Drought Emergency Continues (New Restrictions)
With California in the midst of an historic drought, and snow levels at the lowest level ever recorded, the Sunnyvale City Council on May 12th adopted a resolution declaring a 30 percent water reduction target through June 30, 2016. The Council expressed concern about continually depleting the groundwater supply and the threat of land subsidence and took the following actions:
- Instituted a two day watering schedule with odd addresses allowed to water on Mondays and Thursdays and even addresses allowed to water on Tuesdays and Fridays.
- Note: Sprinkler system irrigation is not permitted between 9 a.m. - 6 p.m. when daylight savings time is in effect and drip irrigation is exempt from this schedule
- Prohibited outside irrigation within 48 hours of rainfall.
- Required hotels to offer patrons the option of not laundering linens on a daily basis.
The Council also approved the following enforcement actions:
- Imposed a $250 citation for a third violation of water waste prohibitions.
- Imposed a $500 citation thereafter for additional violations.
The Council also approved investment in the following programs:
- A $1 per square foot subsidy for the replacement of turf with drought resistant landscape to be combined with an existing $2 per square foot subsidy provided by the Santa Clara Valley Water District.
- A waiver of $121 for permits for gray water systems that reuse water from laundry and sinks for outside irrigation.
These actions are all in addition to the existing prohibitions previously passed by Council which include:
- Serving water in restaurants except upon request
- The application of potable water to outdoor landscapes in a manner that causes runoff.
- The application of potable water to driveways and sidewalks
- The use of potable water in a fountain or other decorative water features unless the water is part of a recirculating system
- Landscape irrigation between the hours of 9 a.m. and 6 p.m.
- Using a hose without a positive shutoff valve to wash cars, buses, boats, or trailers
- Wate waste due to broken or defective plumbing, sprinkler, watering, or irrigation systems.
Access the relevant Municipal Code.
**How to Read Your Water Meter**
Rain Barrel Rebate Program
Starting October 6, 2014 the City of Sunnyvale in partnership with the Bay Area Water Supply and Conservation Agency started offering rebates to users of rain barrels as part of a program encouraging residents to conserve drinking water and use other sources for landscaping.
Sunnyvale will offer $50 rebates per barrel up to two barrels per household or four for commercial properties.
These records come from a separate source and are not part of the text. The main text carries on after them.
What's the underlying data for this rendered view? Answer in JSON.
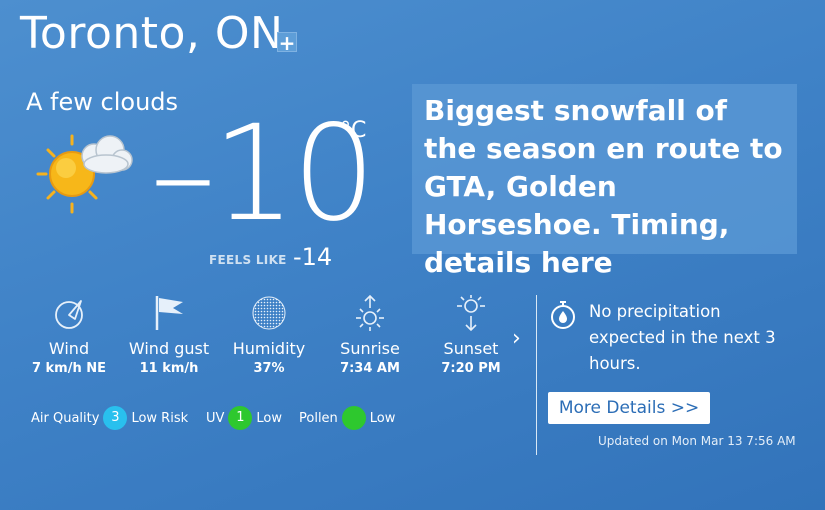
{
  "location": {
    "city": "Toronto, ON",
    "add_label": "+"
  },
  "current": {
    "condition": "A few clouds",
    "temperature": "–10",
    "unit": "°C",
    "feels_like_label": "FEELS LIKE",
    "feels_like_value": "-14",
    "icon": "sun-cloud-icon"
  },
  "news": {
    "headline": "Biggest snowfall of the season en route to GTA, Golden Horseshoe. Timing, details here"
  },
  "stats": [
    {
      "label": "Wind",
      "value": "7 km/h NE",
      "icon": "wind-icon"
    },
    {
      "label": "Wind gust",
      "value": "11 km/h",
      "icon": "flag-icon"
    },
    {
      "label": "Humidity",
      "value": "37%",
      "icon": "humidity-icon"
    },
    {
      "label": "Sunrise",
      "value": "7:34 AM",
      "icon": "sunrise-icon"
    },
    {
      "label": "Sunset",
      "value": "7:20 PM",
      "icon": "sunset-icon"
    }
  ],
  "indices": {
    "air_quality": {
      "label": "Air Quality",
      "value": "3",
      "status": "Low Risk",
      "color": "#29c0ee"
    },
    "uv": {
      "label": "UV",
      "value": "1",
      "status": "Low",
      "color": "#2ec82e"
    },
    "pollen": {
      "label": "Pollen",
      "value": "",
      "status": "Low",
      "color": "#2ec82e"
    }
  },
  "precipitation": {
    "text": "No precipitation expected in the next 3 hours.",
    "icon": "stopwatch-drop-icon"
  },
  "more_details_label": "More Details >>",
  "updated": "Updated on Mon Mar 13 7:56 AM",
  "chevron_label": "›"
}
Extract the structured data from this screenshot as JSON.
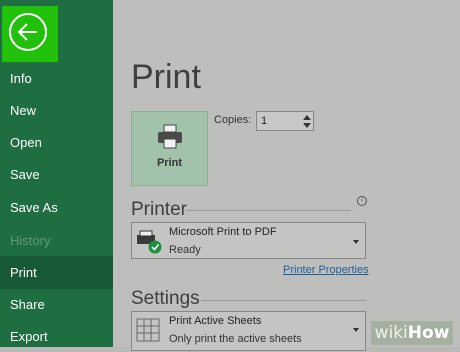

Barrels must be purchased between now and June 30, 2015, and maintained for at least three years after receipt of the rebate.
Owners will be responsible for installing the barrels but will be given guidelines as part of the rebate application package. Sunnyvale will be ensuring the barrels have screening to prevent mosquito breeding in the standing water.
If interested please download the application.
Interested but want more information?
Overview of Rain Barrels
Rain Barrel Guide
How to Install a Rain Barrel
Controlling Mosquitos (pdf)
Why Do We Need To Ration Water Now?
Water supply background: The City of Sunnyvale receives its potable water supply from 3 different sources: local groundwater, imported Sacramento Delta water from the Santa Clara Valley Water District (SCVWD), and Hetch Hetchy water from the San Francisco Public Utilities Commission (SFPUC).
- In recent years California has faced water shortages due to several dry years.
- In a semi-arid region like California, water conservation needs to become a way of life and not just something we think about only in times of drought. To help achieve the goal of continued reliable supply of quality water today and in the future, it is important that we use water wisely every single day.
- In recent years water deliveries from the Sacramento Delta have been reduced by court orders in an effort to protect declining fish species.
- The Santa Clara Valley Water District board of directors has called for 20 percent mandatory conservation and the San Francisco Public Utilities Commission has called for 10 percent voluntary conservation.
How Can I Conserve Water?
Here are some simple suggestions to help you get started.The Environmental Protection Agency reports that the average American uses 90 gallons of water a day. Faced now with a dwindling snowpack and lack of rain, city leaders and officials from the Santa Clara Valley Water District are hoping to change the way residents use water. Saving water starts at home, and although voluntary, it's something we all can practice. Without much inconvenience, practicing water conservation can help save hundreds, even thousands of gallons per month. Try to do one thing each day to save water. Don’t worry if the savings are minimal. Every drop counts and every person can make a difference. Even children can help. Ensure that your children are aware of the need to conserve water.